PSYC 145/SOC 145 Psychology and Sociology of Aging (3) Transfer acceptability: CSU A multi disciplinary approach to the field of gerontology; historical, demographic, psychological, and sociological aspects of aging.
AODS/PSYC/SOC 155 The Physiology and Pharmacology of Psychoactive Drugs (3) Transfer acceptability: CSU This course will examine how psychoactive drugs affect the nervous system. Ways of classifying drugs will be identified including the processes of physical and psychological dependence, tolerance, withdrawal, and genetic predispositions. Temporary and long-term affective, behavioral, cognitive, biological, and social consequences of psychoactive drug use will be explored, including disorders such as Korsakoff’s syndrome and other nutritional deficiencies.
PSYC 110 Developmental Psychology – Child Through Adult (3) Transfer acceptability: CSU; UC
A chronological study of human growth and development throughout the lifespan. Heredity and environmental determinants of behavior and developmental research methods are emphasized. The importance of social experience in the family, school, peer groups, and society are examined.
PSYC 235 Principles of Learning and Behavior Modification (3) Transfer acceptability: CSU; UC The basic principles and research in classical conditioning, operant conditioning, cognitive learning processes, the impact of biochemical processes on learning, and application of behavior modification techniques for changing behavior.

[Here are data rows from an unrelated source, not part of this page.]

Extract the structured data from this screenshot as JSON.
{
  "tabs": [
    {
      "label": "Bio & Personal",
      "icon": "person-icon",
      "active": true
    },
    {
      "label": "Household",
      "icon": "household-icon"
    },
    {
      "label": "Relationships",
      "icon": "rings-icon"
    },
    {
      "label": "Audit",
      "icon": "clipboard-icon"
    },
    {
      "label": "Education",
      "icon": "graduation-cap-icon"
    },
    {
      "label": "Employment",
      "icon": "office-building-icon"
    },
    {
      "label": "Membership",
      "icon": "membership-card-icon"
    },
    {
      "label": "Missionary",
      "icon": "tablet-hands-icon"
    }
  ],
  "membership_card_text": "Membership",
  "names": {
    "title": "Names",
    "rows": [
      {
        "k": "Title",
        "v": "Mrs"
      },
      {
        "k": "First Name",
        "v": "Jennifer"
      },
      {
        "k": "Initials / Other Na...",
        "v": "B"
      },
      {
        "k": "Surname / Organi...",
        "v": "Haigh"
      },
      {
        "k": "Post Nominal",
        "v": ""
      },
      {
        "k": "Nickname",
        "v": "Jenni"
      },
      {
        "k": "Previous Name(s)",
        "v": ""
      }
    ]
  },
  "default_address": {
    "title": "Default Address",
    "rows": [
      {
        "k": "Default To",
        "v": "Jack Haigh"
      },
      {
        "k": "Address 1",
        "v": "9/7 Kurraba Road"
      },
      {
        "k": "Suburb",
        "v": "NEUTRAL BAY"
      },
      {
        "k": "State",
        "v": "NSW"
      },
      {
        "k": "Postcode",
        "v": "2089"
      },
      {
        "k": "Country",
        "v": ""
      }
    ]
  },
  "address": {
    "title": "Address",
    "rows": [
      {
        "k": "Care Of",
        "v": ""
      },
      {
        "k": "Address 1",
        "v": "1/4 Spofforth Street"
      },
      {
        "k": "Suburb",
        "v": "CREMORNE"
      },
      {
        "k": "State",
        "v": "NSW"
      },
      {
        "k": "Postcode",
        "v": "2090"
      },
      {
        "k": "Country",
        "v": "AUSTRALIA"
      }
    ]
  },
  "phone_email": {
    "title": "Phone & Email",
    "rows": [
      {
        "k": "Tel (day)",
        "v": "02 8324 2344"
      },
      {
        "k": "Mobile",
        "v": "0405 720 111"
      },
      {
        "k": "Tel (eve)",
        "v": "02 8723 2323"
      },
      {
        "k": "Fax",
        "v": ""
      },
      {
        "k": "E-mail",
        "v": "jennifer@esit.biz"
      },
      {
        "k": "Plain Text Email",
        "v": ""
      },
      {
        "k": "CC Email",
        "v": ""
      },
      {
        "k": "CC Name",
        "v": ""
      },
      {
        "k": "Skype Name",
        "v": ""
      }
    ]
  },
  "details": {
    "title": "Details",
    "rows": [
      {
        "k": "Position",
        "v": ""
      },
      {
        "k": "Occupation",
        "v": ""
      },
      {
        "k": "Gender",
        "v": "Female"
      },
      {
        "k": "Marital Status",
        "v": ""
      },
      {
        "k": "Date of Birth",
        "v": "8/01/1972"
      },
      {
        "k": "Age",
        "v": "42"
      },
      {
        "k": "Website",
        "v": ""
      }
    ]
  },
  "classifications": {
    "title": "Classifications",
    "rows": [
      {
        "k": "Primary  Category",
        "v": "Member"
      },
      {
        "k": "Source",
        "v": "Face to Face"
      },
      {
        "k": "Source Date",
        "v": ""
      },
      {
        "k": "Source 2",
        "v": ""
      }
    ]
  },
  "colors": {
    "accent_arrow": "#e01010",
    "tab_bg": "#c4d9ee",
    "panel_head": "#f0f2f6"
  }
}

PSYC 115 The Psychology of Personal Growth: Transfer acceptability: CSU Emphasis on self understanding through the study of the individual and relationships which contribute to unique personal development; application of the fundamental concepts of psychology which aid in examining one’s own personal environment and the interaction with that environment.
PSYC 225 Psychology of Abnormal Behavior (3) Prerequisite: PSYC 100 Transfer acceptability: CSU; UC Identification and description of the various types of psychological abnormalities, deficiencies, and disorders which may interfere with a human individual’s ability to cope with the demands of the surroundings. All of the major psychiatric categories will be covered as well as the types of personality problems which lead to domestic, social, and economic inadequacies, and in some instances, to difficulties with the law.
AODS/PSYC/SOC 140 Introduction to Psychological and Social Services (4) 3 hours lecture-3 hours laboratory Transfer acceptability: CSU An overview of the theoretical basis of counseling skills, including social work, psychodynamic, behavioral, and client-centered approaches. The roles of psychologists, sociologists, social workers, family therapists, and therapeutic support providers are compared and contrasted, and the issues they deal with are described. This course provides students with an opportunity to observe actual practices of human services providers working as interdisciplinary team members in an agency setting. Through cooperative efforts of provider agencies, the instructor, and the student, the skills utilized for entry level employment are observed, practiced, and evaluated under supervision.
AODS 298/PSYC 298/SOC 298 Directed Field Experience I (5) 3 hours lecture-6 hours laboratory Transfer acceptability: CSU Principles of interpersonal conflict dynamics and approaches for conflict resolution are analyzed. Non-directive, directive and behavior modification skills that are used to increase motivation for positive behavioral change are compared and evaluated. Field placement provides students with an opportunity to observe human services providers dealing with conflict in agency settings using structured and informal conflict resolution approaches. Interns are also provided with opportunities to practice conflict resolution techniques and skills for increasing motivation for positive change.